Georgi Guninski, a well-known security adviser, posted an alert Saturday warning people that if they visit a Web page using IE 5.5, hackers could read their files, and if the file name is known, those files could be sent to another server. The IE 5.5 bug also affects Microsoft Outlook and Outlook Express e-mail software, according to Guninski, who rated the bug risk "high."
Guninski said the problem appears to be linked to two pieces of ActiveX programming code used within IE 5.5 and has the potential to affect all users of the browser.
"To solve this particular issue, disable Active Scripting," Guninski advised. He recommends against using IE for browsing the Internet if Active Scripting has been enabled, "because this is dangerous" and may lead hackers to execute a user's programs.
Guninski also noted that hackers could gain access to bookmarked Web pages.
Microsoft was not immediately available for comment. Guninski said he informed the company of the security hole last week.

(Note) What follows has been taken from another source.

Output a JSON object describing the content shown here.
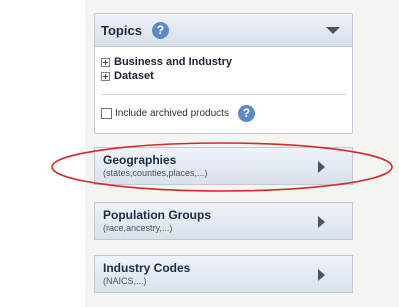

On Friday, Microsoft warned that a security hole in IE 5.01 and 5.5 could cause the browser to automatically open HTML e-mail attachments that could be used by an attacker to execute malicious code. The flaw could result in IE launching an e-mail attachment automatically, which could leave computers vulnerable to an attack.
The Redmond, Wash.-based software giant quickly developed a patch to the bug that can be downloaded from its Web site.
Just days before Microsoft released its security bulletin on IE, Guninski said he discovered another a bug in Microsoft's browser software that could let hackers read the e-mail and computer files of some unsuspecting people.
Some industry observers have said that it has been difficult to figure out all of the vulnerabilities in IE software because the software is so complicated and interoperates with many other applications.
Microsoft has been heavily criticized in the past for security holes detected in its widely used software products. Several vulnerabilities recently have been spotted in IE as well as in other software products.
Microsoft's popular Outlook software, for instance, played a key role in the rapid spread of some destructive viruses, including I Love You and Melissa.